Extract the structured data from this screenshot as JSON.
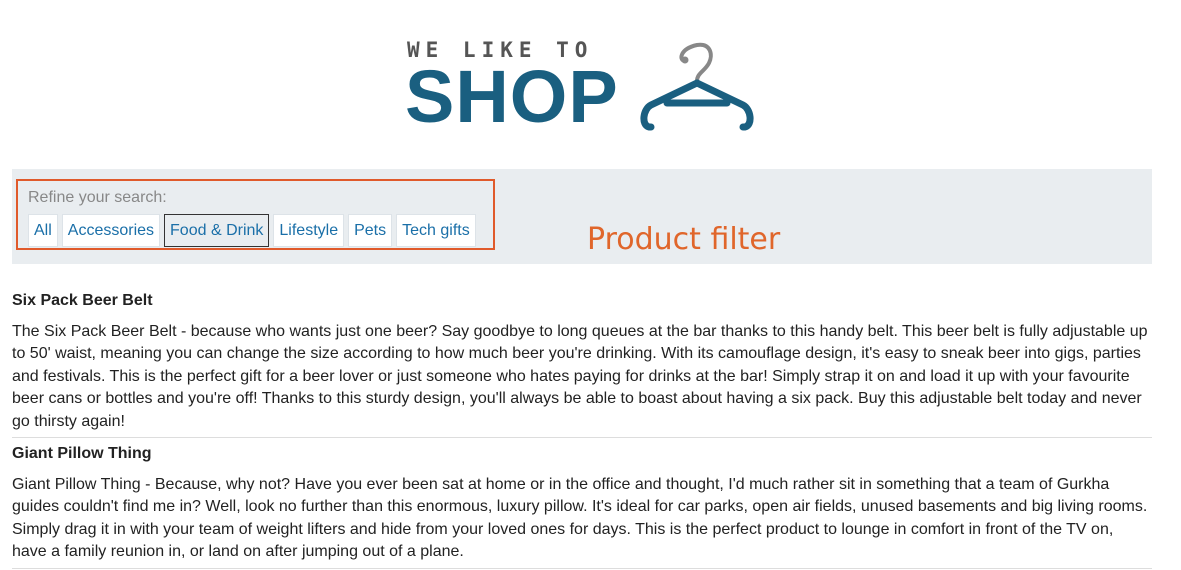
{
  "logo": {
    "tagline": "WE LIKE TO",
    "brand": "SHOP",
    "icon": "hanger-icon",
    "color": "#1a5f80"
  },
  "filter": {
    "label": "Refine your search:",
    "options": [
      "All",
      "Accessories",
      "Food & Drink",
      "Lifestyle",
      "Pets",
      "Tech gifts"
    ],
    "selected": "Food & Drink",
    "highlight_color": "#e05a2b"
  },
  "annotation": "Product filter",
  "products": [
    {
      "title": "Six Pack Beer Belt",
      "description": "The Six Pack Beer Belt - because who wants just one beer? Say goodbye to long queues at the bar thanks to this handy belt. This beer belt is fully adjustable up to 50' waist, meaning you can change the size according to how much beer you're drinking. With its camouflage design, it's easy to sneak beer into gigs, parties and festivals. This is the perfect gift for a beer lover or just someone who hates paying for drinks at the bar! Simply strap it on and load it up with your favourite beer cans or bottles and you're off! Thanks to this sturdy design, you'll always be able to boast about having a six pack. Buy this adjustable belt today and never go thirsty again!"
    },
    {
      "title": "Giant Pillow Thing",
      "description": "Giant Pillow Thing - Because, why not? Have you ever been sat at home or in the office and thought, I'd much rather sit in something that a team of Gurkha guides couldn't find me in? Well, look no further than this enormous, luxury pillow. It's ideal for car parks, open air fields, unused basements and big living rooms. Simply drag it in with your team of weight lifters and hide from your loved ones for days. This is the perfect product to lounge in comfort in front of the TV on, have a family reunion in, or land on after jumping out of a plane."
    }
  ]
}
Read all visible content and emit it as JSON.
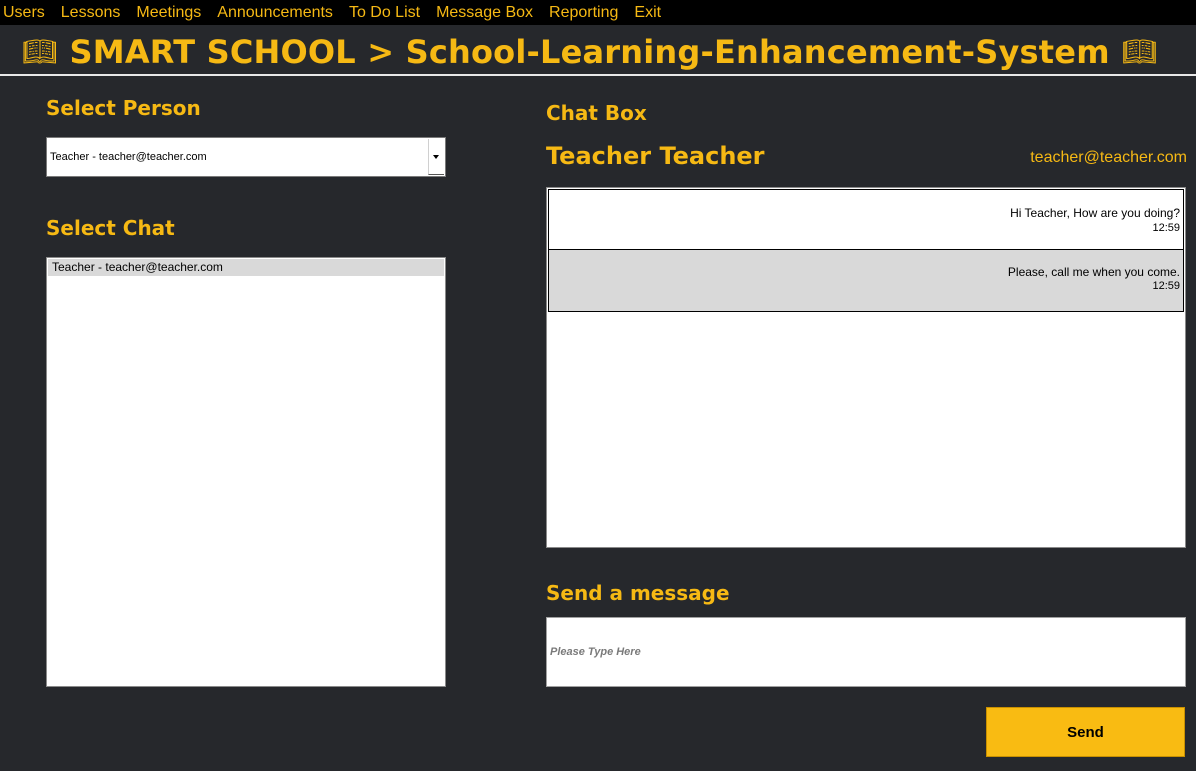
{
  "menu": [
    "Users",
    "Lessons",
    "Meetings",
    "Announcements",
    "To Do List",
    "Message Box",
    "Reporting",
    "Exit"
  ],
  "header": {
    "title": "SMART SCHOOL > School-Learning-Enhancement-System",
    "icon_left": "book-icon",
    "icon_right": "book-icon"
  },
  "select_person": {
    "label": "Select  Person",
    "value": "Teacher - teacher@teacher.com"
  },
  "select_chat": {
    "label": "Select  Chat",
    "items": [
      "Teacher - teacher@teacher.com"
    ]
  },
  "chat_box": {
    "label": "Chat Box",
    "contact_name": "Teacher Teacher",
    "contact_email": "teacher@teacher.com",
    "messages": [
      {
        "text": "Hi Teacher, How are you doing?",
        "time": "12:59"
      },
      {
        "text": "Please, call  me when you come.",
        "time": "12:59"
      }
    ]
  },
  "send": {
    "label": "Send a message",
    "placeholder": "Please Type Here",
    "button": "Send"
  },
  "colors": {
    "accent": "#f6b914",
    "background": "#26282c",
    "menubar": "#000000",
    "button": "#f9bb12"
  }
}
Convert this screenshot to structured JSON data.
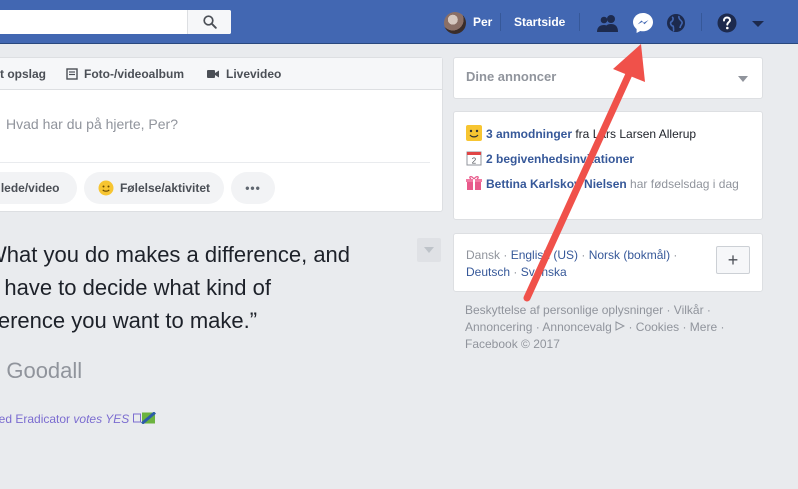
{
  "topbar": {
    "user_name": "Per",
    "home_label": "Startside",
    "icons": [
      "search-icon",
      "friends-icon",
      "messenger-icon",
      "globe-icon",
      "help-icon",
      "chevron-down-icon"
    ]
  },
  "composer": {
    "tabs": [
      "t opslag",
      "Foto-/videoalbum",
      "Livevideo"
    ],
    "placeholder": "Hvad har du på hjerte, Per?",
    "actions": [
      "llede/video",
      "Følelse/aktivitet",
      "•••"
    ]
  },
  "post": {
    "quote_lines": [
      "What you do makes a difference, and",
      "u have to decide what kind of",
      "fference you want to make.”"
    ],
    "author": "e Goodall",
    "vote_prefix": "eed Eradicator ",
    "vote_italic": "votes YES"
  },
  "right": {
    "ads_title": "Dine annoncer",
    "notifications": [
      {
        "bold": "3 anmodninger",
        "rest": " fra Lars Larsen Allerup"
      },
      {
        "bold": "2 begivenhedsinvitationer",
        "rest": ""
      },
      {
        "bold": "Bettina Karlskov Nielsen",
        "rest": " har fødselsdag i dag"
      }
    ],
    "languages_line1": [
      "Dansk",
      "English (US)",
      "Norsk (bokmål)"
    ],
    "languages_line2": [
      "Deutsch",
      "Svenska"
    ],
    "add_language": "+",
    "footer_line1": "Beskyttelse af personlige oplysninger · Vilkår ·",
    "footer_line2a": "Annoncering · Annoncevalg",
    "footer_line2b": " · Cookies · Mere ·",
    "footer_line3": "Facebook © 2017"
  },
  "colors": {
    "brand": "#4267b2",
    "link": "#365899",
    "arrow": "#f0514a"
  }
}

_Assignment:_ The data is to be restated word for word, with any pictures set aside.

_Written response:_
Extract the structured data from this screenshot as JSON.
{
  "logo": {
    "tagline": "WE LIKE TO",
    "brand": "SHOP",
    "icon": "hanger-icon",
    "color": "#1a5f80"
  },
  "filter": {
    "label": "Refine your search:",
    "options": [
      "All",
      "Accessories",
      "Food & Drink",
      "Lifestyle",
      "Pets",
      "Tech gifts"
    ],
    "selected": "Food & Drink",
    "highlight_color": "#e05a2b"
  },
  "annotation": "Product filter",
  "products": [
    {
      "title": "Six Pack Beer Belt",
      "description": "The Six Pack Beer Belt - because who wants just one beer? Say goodbye to long queues at the bar thanks to this handy belt. This beer belt is fully adjustable up to 50' waist, meaning you can change the size according to how much beer you're drinking. With its camouflage design, it's easy to sneak beer into gigs, parties and festivals. This is the perfect gift for a beer lover or just someone who hates paying for drinks at the bar! Simply strap it on and load it up with your favourite beer cans or bottles and you're off! Thanks to this sturdy design, you'll always be able to boast about having a six pack. Buy this adjustable belt today and never go thirsty again!"
    },
    {
      "title": "Giant Pillow Thing",
      "description": "Giant Pillow Thing - Because, why not? Have you ever been sat at home or in the office and thought, I'd much rather sit in something that a team of Gurkha guides couldn't find me in? Well, look no further than this enormous, luxury pillow. It's ideal for car parks, open air fields, unused basements and big living rooms. Simply drag it in with your team of weight lifters and hide from your loved ones for days. This is the perfect product to lounge in comfort in front of the TV on, have a family reunion in, or land on after jumping out of a plane."
    }
  ]
}
Read all visible content and emit it as JSON.
{
  "menu": [
    "Users",
    "Lessons",
    "Meetings",
    "Announcements",
    "To Do List",
    "Message Box",
    "Reporting",
    "Exit"
  ],
  "header": {
    "title": "SMART SCHOOL > School-Learning-Enhancement-System",
    "icon_left": "book-icon",
    "icon_right": "book-icon"
  },
  "select_person": {
    "label": "Select  Person",
    "value": "Teacher - teacher@teacher.com"
  },
  "select_chat": {
    "label": "Select  Chat",
    "items": [
      "Teacher - teacher@teacher.com"
    ]
  },
  "chat_box": {
    "label": "Chat Box",
    "contact_name": "Teacher Teacher",
    "contact_email": "teacher@teacher.com",
    "messages": [
      {
        "text": "Hi Teacher, How are you doing?",
        "time": "12:59"
      },
      {
        "text": "Please, call  me when you come.",
        "time": "12:59"
      }
    ]
  },
  "send": {
    "label": "Send a message",
    "placeholder": "Please Type Here",
    "button": "Send"
  },
  "colors": {
    "accent": "#f6b914",
    "background": "#26282c",
    "menubar": "#000000",
    "button": "#f9bb12"
  }
}
Convert this screenshot to structured JSON data.
{
  "topbar": {
    "user_name": "Per",
    "home_label": "Startside",
    "icons": [
      "search-icon",
      "friends-icon",
      "messenger-icon",
      "globe-icon",
      "help-icon",
      "chevron-down-icon"
    ]
  },
  "composer": {
    "tabs": [
      "t opslag",
      "Foto-/videoalbum",
      "Livevideo"
    ],
    "placeholder": "Hvad har du på hjerte, Per?",
    "actions": [
      "llede/video",
      "Følelse/aktivitet",
      "•••"
    ]
  },
  "post": {
    "quote_lines": [
      "What you do makes a difference, and",
      "u have to decide what kind of",
      "fference you want to make.”"
    ],
    "author": "e Goodall",
    "vote_prefix": "eed Eradicator ",
    "vote_italic": "votes YES"
  },
  "right": {
    "ads_title": "Dine annoncer",
    "notifications": [
      {
        "bold": "3 anmodninger",
        "rest": " fra Lars Larsen Allerup"
      },
      {
        "bold": "2 begivenhedsinvitationer",
        "rest": ""
      },
      {
        "bold": "Bettina Karlskov Nielsen",
        "rest": " har fødselsdag i dag"
      }
    ],
    "languages_line1": [
      "Dansk",
      "English (US)",
      "Norsk (bokmål)"
    ],
    "languages_line2": [
      "Deutsch",
      "Svenska"
    ],
    "add_language": "+",
    "footer_line1": "Beskyttelse af personlige oplysninger · Vilkår ·",
    "footer_line2a": "Annoncering · Annoncevalg",
    "footer_line2b": " · Cookies · Mere ·",
    "footer_line3": "Facebook © 2017"
  },
  "colors": {
    "brand": "#4267b2",
    "link": "#365899",
    "arrow": "#f0514a"
  }
}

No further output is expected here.